The task:
Go through the records and filter out every line lacking the word "Attention"; copy the lines that remain.

Records shown:
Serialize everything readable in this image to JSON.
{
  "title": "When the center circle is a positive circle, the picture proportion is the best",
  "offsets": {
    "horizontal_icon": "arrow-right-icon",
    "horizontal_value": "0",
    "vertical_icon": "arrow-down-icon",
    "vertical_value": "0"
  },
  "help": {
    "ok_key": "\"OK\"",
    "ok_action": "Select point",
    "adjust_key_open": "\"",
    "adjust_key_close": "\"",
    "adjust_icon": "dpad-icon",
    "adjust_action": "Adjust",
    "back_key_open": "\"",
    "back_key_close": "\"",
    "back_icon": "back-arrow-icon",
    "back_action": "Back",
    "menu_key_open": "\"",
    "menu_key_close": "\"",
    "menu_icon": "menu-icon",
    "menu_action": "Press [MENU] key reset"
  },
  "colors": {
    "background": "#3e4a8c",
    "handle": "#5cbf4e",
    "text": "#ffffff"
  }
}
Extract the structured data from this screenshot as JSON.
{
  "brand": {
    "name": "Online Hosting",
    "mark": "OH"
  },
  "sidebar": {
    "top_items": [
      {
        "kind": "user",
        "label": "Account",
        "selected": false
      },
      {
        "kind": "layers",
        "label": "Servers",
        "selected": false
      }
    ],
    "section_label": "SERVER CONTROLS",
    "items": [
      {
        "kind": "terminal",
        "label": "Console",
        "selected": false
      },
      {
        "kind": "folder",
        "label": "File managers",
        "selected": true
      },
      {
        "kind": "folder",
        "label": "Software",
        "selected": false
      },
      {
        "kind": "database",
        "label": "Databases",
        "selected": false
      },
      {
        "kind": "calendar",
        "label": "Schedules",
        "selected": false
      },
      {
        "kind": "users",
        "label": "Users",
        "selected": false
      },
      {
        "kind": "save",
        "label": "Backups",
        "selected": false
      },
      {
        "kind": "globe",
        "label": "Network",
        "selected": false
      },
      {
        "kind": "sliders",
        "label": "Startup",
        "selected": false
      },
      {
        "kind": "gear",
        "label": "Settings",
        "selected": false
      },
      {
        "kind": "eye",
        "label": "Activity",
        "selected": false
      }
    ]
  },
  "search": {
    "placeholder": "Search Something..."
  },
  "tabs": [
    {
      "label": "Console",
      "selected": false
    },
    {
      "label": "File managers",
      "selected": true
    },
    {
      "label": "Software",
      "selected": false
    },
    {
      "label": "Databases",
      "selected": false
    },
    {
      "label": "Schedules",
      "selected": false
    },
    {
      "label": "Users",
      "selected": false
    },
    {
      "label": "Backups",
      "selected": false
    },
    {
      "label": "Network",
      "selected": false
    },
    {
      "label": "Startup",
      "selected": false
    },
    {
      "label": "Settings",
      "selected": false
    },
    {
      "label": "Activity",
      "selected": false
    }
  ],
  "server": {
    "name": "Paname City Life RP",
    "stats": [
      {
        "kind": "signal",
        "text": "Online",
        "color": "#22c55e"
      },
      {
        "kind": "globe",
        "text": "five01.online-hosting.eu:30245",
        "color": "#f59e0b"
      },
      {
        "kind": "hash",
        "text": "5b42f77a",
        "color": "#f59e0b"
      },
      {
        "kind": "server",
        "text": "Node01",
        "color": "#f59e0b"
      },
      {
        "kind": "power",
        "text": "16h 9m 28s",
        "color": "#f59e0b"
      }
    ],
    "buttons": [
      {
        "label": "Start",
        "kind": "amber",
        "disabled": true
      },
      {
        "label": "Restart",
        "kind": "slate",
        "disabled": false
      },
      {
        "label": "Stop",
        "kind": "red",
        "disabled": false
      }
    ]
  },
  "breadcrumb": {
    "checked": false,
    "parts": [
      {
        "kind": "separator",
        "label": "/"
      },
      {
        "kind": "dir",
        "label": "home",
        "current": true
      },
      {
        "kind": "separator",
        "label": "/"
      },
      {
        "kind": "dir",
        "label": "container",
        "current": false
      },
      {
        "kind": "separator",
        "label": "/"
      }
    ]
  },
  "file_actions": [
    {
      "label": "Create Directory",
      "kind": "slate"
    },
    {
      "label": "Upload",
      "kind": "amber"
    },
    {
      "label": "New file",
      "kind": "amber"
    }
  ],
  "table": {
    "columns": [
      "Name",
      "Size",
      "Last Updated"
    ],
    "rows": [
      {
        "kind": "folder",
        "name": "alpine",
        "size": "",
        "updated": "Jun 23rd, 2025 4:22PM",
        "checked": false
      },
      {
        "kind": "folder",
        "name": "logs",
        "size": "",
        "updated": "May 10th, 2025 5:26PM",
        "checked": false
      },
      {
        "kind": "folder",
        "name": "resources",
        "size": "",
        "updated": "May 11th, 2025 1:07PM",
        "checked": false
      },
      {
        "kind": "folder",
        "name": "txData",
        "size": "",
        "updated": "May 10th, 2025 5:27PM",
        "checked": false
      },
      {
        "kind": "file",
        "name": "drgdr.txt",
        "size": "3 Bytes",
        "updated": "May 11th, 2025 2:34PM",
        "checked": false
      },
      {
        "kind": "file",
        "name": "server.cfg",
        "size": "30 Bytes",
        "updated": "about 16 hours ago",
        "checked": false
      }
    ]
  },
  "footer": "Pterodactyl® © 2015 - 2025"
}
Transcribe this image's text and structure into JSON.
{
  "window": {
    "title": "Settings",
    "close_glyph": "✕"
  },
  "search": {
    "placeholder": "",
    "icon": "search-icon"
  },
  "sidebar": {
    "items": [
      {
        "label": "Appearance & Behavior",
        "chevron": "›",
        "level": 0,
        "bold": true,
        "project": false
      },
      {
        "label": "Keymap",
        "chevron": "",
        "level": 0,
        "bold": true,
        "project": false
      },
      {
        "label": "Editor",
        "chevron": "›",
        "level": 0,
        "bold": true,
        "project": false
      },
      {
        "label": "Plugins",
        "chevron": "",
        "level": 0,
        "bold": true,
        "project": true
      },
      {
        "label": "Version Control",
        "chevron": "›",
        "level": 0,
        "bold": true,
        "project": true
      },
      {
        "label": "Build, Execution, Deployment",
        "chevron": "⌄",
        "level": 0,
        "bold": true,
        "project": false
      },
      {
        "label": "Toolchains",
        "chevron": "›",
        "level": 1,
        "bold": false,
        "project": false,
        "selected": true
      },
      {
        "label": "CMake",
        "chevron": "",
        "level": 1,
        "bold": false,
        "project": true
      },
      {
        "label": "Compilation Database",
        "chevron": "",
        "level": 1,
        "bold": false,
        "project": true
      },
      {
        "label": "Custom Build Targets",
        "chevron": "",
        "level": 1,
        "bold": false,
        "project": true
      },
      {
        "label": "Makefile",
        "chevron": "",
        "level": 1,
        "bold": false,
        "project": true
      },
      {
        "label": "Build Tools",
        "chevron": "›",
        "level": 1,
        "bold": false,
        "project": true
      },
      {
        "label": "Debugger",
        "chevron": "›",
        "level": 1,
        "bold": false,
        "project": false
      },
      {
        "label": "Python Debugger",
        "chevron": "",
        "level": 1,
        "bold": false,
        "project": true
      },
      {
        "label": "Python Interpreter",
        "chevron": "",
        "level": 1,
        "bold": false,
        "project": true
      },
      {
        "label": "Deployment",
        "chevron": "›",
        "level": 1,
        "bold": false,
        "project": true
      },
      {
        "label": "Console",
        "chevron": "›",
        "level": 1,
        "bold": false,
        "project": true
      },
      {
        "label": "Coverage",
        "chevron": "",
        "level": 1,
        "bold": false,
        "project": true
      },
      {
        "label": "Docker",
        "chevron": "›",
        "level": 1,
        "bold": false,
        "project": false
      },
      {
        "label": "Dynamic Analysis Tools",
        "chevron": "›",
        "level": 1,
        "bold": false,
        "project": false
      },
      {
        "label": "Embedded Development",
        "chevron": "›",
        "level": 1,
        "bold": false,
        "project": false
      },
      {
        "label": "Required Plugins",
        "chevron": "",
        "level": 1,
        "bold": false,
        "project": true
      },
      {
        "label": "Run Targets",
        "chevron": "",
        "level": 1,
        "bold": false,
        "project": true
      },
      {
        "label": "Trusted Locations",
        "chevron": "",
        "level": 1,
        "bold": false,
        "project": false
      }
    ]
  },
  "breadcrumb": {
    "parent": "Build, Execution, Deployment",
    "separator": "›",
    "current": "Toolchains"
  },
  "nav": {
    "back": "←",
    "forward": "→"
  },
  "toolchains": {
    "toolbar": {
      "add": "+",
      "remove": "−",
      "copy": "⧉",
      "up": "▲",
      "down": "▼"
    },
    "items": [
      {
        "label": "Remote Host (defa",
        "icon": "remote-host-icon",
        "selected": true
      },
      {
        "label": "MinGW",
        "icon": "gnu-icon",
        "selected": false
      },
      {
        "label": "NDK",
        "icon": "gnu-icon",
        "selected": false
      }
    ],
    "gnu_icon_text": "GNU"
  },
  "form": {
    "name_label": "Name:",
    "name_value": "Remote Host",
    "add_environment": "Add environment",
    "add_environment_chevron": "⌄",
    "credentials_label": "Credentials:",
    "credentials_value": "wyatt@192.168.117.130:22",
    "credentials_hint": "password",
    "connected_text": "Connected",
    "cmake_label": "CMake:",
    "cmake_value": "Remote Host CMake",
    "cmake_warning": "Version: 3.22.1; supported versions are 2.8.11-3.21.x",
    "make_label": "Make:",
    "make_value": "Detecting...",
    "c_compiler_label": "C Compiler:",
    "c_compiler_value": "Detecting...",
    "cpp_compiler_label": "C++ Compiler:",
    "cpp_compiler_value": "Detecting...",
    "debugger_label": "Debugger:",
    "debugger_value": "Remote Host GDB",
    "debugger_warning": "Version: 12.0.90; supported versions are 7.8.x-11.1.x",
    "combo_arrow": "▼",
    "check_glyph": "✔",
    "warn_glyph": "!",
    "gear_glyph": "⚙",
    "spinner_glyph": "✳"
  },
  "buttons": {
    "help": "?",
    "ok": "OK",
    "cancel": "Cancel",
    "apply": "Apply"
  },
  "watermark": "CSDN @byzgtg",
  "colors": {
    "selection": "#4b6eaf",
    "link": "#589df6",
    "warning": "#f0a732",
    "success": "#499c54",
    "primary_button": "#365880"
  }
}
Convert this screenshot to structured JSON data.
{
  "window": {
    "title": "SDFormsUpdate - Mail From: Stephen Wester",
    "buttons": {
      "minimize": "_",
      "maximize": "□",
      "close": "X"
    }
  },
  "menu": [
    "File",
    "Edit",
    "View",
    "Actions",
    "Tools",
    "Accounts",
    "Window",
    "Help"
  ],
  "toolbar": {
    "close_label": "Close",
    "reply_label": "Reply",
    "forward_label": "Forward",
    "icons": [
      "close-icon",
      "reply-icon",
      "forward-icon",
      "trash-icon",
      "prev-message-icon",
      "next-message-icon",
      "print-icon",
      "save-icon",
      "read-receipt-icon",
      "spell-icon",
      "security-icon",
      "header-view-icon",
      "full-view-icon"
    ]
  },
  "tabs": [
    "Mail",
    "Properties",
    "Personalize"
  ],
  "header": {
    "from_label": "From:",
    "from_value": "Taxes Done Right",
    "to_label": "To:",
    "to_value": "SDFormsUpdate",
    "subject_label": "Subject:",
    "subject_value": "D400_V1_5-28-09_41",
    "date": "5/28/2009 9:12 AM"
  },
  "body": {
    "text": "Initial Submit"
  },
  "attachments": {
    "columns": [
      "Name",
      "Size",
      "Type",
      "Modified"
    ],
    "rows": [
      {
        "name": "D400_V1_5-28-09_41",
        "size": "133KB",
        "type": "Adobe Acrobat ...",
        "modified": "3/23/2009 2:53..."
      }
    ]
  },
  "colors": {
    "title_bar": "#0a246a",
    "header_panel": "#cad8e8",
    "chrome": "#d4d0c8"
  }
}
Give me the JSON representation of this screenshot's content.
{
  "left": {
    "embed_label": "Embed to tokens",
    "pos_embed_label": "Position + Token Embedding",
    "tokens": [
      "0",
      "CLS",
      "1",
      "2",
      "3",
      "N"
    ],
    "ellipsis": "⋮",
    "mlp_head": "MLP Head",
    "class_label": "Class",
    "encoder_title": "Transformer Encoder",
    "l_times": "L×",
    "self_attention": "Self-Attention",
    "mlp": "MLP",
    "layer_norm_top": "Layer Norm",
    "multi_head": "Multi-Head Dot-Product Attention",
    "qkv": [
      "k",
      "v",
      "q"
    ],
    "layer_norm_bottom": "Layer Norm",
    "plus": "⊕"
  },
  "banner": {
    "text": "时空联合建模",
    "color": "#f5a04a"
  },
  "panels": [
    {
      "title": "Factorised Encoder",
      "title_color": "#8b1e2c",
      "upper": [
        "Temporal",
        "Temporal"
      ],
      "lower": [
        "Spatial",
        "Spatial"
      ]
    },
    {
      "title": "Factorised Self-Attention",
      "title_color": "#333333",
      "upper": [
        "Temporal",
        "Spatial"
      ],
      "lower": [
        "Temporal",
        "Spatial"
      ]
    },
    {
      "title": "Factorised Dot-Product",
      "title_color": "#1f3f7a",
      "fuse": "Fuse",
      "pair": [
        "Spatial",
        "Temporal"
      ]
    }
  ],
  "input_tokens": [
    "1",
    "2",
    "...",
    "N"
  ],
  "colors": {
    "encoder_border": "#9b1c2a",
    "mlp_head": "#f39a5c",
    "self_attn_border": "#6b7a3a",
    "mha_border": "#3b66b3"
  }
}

The completed task:
    "self_attention": "Self-Attention",
    "multi_head": "Multi-Head Dot-Product Attention",
      "title": "Factorised Self-Attention",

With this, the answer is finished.